Now, I’m not saying that this film is in any way, shape or form edible, but once you see those delectable recipes that Julie Powell and Julia Child cook up on screen you’ll want to eat it up. Aside from that, the film has a purely balanced selection of comedy and drama as you teeter back and forth between Julie’s life in New York as she tries to finish up the recipes within the span of a year (and blogging it up) to Julia’s new life in Paris back in her prime as she finds a new passion in the kitchen. Despite the huge gap in time when both of their ‘adventures’ take place, this film weaves them together with ease.
Meryl Streep simply put does what she always does, and that’s getting lost in her role. She completely jells in the mold of Julia Child’s persona, the semi-large woman who ends up taking the cooking world by storm with her ambition and giggly personality. Granted, it did take awhile to get used to her accent. Once you got past that, it was yet another good performance out of the seasoned actress. Honestly though, you felt bad for Amy Adams as she played the self-indulgent Julie Powell, due to all of the misfortune she endures through the majority of the film. At some points I wished that her character Giselle from Enchanted would prance in and bring a huge grin to her face. Regardless of the somewhat somber persona that her character gave off, she did well but was outshined by Streep.

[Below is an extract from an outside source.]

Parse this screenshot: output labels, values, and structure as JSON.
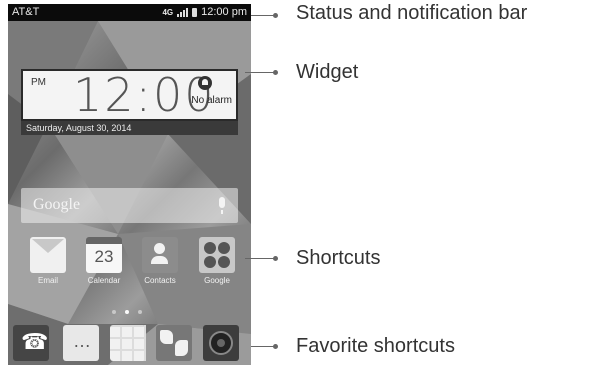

The supporting cast (the first husbands, if you want to go that far) were sort of here and there. Stanley Tucci as the caring husband of Julia Child was that kind of rock in a relationship a lot of people dream of. As a matter of fact, I occasionally wondered when Paul Child was going to start turning away from being such a noble and absolutely perfect husband. Not to say that I wanted things to go wrong, but the relationship with them seemed so ridiculously perfect that this pessimist had a really hard time swallowing it. Chris Messina became kind of the anti-Paul as Eric Powell. His character was just there, barely any substance to him; the story would most likely have been fine if he had been absent through most of Julie Powell’s section. Messina does okay with what he has but, like the rest of the supporting cast just mentioned, is little more than just a fleeting thought.
Nora Ephron was able to lead us kindly through both worlds and maintain the differences in the lives of the two women. Though her style was not too uncommon, it still did the job and helped provide us with a fine film. Despite that unrealistic, ‘too perfect’ overtone that Julia’s life seemed to have, it still was somewhat refreshing to see the contrast with Julie’s struggles. And if I had to make some sort of gourmet concoction out of a hoof, you would struggle, too.
This movie, though a couple of ingredients in the recipe were a bit stale, managed to conjure up a nice, inspiring and slightly girl-power-infused film. Make sure you don’t go into the theater with an empty stomach, you’ll regret it!